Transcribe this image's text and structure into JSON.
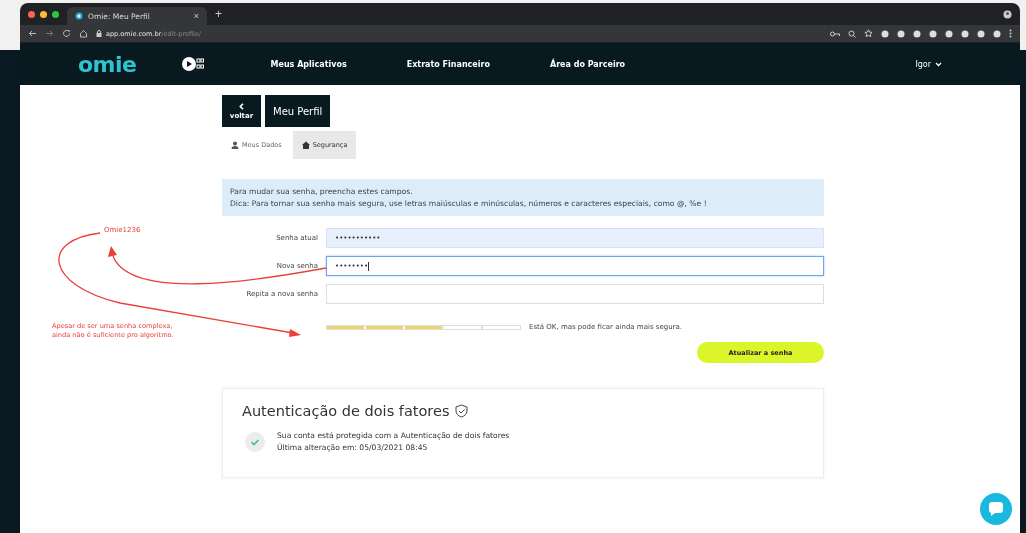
{
  "browser": {
    "tab_title": "Omie: Meu Perfil",
    "tab_close": "×",
    "new_tab": "+",
    "url_host": "app.omie.com.br",
    "url_path": "/edit-profile/"
  },
  "nav": {
    "logo": "omie",
    "links": [
      "Meus Aplicativos",
      "Extrato Financeiro",
      "Área do Parceiro"
    ],
    "user": "Igor"
  },
  "header": {
    "back_label": "voltar",
    "title": "Meu Perfil"
  },
  "tabs": [
    {
      "label": "Meus Dados",
      "selected": false
    },
    {
      "label": "Segurança",
      "selected": true
    }
  ],
  "info": [
    "Para mudar sua senha, preencha estes campos.",
    "Dica: Para tornar sua senha mais segura, use letras maiúsculas e minúsculas, números e caracteres especiais, como @, %e !"
  ],
  "fields": [
    {
      "label": "Senha atual",
      "value": "•••••••••••",
      "autofilled": true,
      "focused": false
    },
    {
      "label": "Nova senha",
      "value": "••••••••",
      "autofilled": false,
      "focused": true
    },
    {
      "label": "Repita a nova senha",
      "autofilled": false,
      "focused": false
    }
  ],
  "strength": {
    "level": 0.6,
    "message": "Está OK, mas pode ficar ainda mais segura."
  },
  "submit": "Atualizar a senha",
  "two_factor": {
    "title": "Autenticação de dois fatores",
    "enabled": true,
    "lines": [
      "Sua conta está protegida com a Autenticação de dois fatores",
      "Última alteração em: 05/03/2021 08:45"
    ]
  },
  "annotations": {
    "password": "Omie1236",
    "note": [
      "Apesar de ser uma senha complexa,",
      "ainda não é suficiente pro algoritmo."
    ]
  }
}
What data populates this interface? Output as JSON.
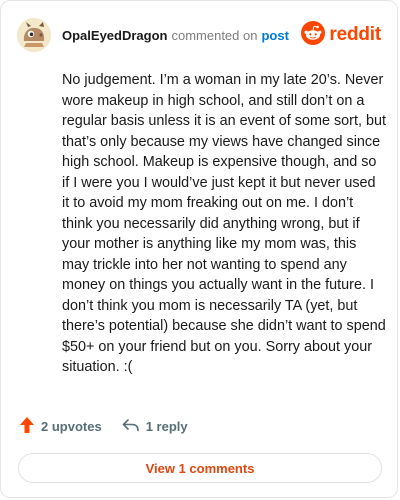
{
  "comment": {
    "author": "OpalEyedDragon",
    "action_text": "commented on",
    "target_link": "post",
    "body": "No judgement. I’m a woman in my late 20’s. Never wore makeup in high school, and still don’t on a regular basis unless it is an event of some sort, but that’s only because my views have changed since high school. Makeup is expensive though, and so if I were you I would’ve just kept it but never used it to avoid my mom freaking out on me. I don’t think you necessarily did anything wrong, but if your mother is anything like my mom was, this may trickle into her not wanting to spend any money on things you actually want in the future. I don’t think you mom is necessarily TA (yet, but there’s potential) because she didn’t want to spend $50+ on your friend but on you. Sorry about your situation. :("
  },
  "brand": {
    "name": "reddit",
    "color": "#ff4500"
  },
  "footer": {
    "upvotes": "2 upvotes",
    "replies": "1 reply"
  },
  "view_comments_button": "View 1 comments",
  "icons": {
    "avatar": "dragon-avatar",
    "brand": "reddit-snoo-icon",
    "upvote": "upvote-arrow-icon",
    "reply": "reply-arrow-icon"
  },
  "colors": {
    "upvote": "#ff4500",
    "link": "#0079d3",
    "button_text": "#e0460f"
  }
}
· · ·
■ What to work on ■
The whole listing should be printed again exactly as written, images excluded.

■ Solution to the problem ■
Transcribe this image's text and structure into JSON.
{
  "browser": {
    "tab_title": "Omie: Meu Perfil",
    "tab_close": "×",
    "new_tab": "+",
    "url_host": "app.omie.com.br",
    "url_path": "/edit-profile/"
  },
  "nav": {
    "logo": "omie",
    "links": [
      "Meus Aplicativos",
      "Extrato Financeiro",
      "Área do Parceiro"
    ],
    "user": "Igor"
  },
  "header": {
    "back_label": "voltar",
    "title": "Meu Perfil"
  },
  "tabs": [
    {
      "label": "Meus Dados",
      "selected": false
    },
    {
      "label": "Segurança",
      "selected": true
    }
  ],
  "info": [
    "Para mudar sua senha, preencha estes campos.",
    "Dica: Para tornar sua senha mais segura, use letras maiúsculas e minúsculas, números e caracteres especiais, como @, %e !"
  ],
  "fields": [
    {
      "label": "Senha atual",
      "value": "•••••••••••",
      "autofilled": true,
      "focused": false
    },
    {
      "label": "Nova senha",
      "value": "••••••••",
      "autofilled": false,
      "focused": true
    },
    {
      "label": "Repita a nova senha",
      "autofilled": false,
      "focused": false
    }
  ],
  "strength": {
    "level": 0.6,
    "message": "Está OK, mas pode ficar ainda mais segura."
  },
  "submit": "Atualizar a senha",
  "two_factor": {
    "title": "Autenticação de dois fatores",
    "enabled": true,
    "lines": [
      "Sua conta está protegida com a Autenticação de dois fatores",
      "Última alteração em: 05/03/2021 08:45"
    ]
  },
  "annotations": {
    "password": "Omie1236",
    "note": [
      "Apesar de ser uma senha complexa,",
      "ainda não é suficiente pro algoritmo."
    ]
  }
}
What data populates this interface? Output as JSON.
{
  "comment": {
    "author": "OpalEyedDragon",
    "action_text": "commented on",
    "target_link": "post",
    "body": "No judgement. I’m a woman in my late 20’s. Never wore makeup in high school, and still don’t on a regular basis unless it is an event of some sort, but that’s only because my views have changed since high school. Makeup is expensive though, and so if I were you I would’ve just kept it but never used it to avoid my mom freaking out on me. I don’t think you necessarily did anything wrong, but if your mother is anything like my mom was, this may trickle into her not wanting to spend any money on things you actually want in the future. I don’t think you mom is necessarily TA (yet, but there’s potential) because she didn’t want to spend $50+ on your friend but on you. Sorry about your situation. :("
  },
  "brand": {
    "name": "reddit",
    "color": "#ff4500"
  },
  "footer": {
    "upvotes": "2 upvotes",
    "replies": "1 reply"
  },
  "view_comments_button": "View 1 comments",
  "icons": {
    "avatar": "dragon-avatar",
    "brand": "reddit-snoo-icon",
    "upvote": "upvote-arrow-icon",
    "reply": "reply-arrow-icon"
  },
  "colors": {
    "upvote": "#ff4500",
    "link": "#0079d3",
    "button_text": "#e0460f"
  }
}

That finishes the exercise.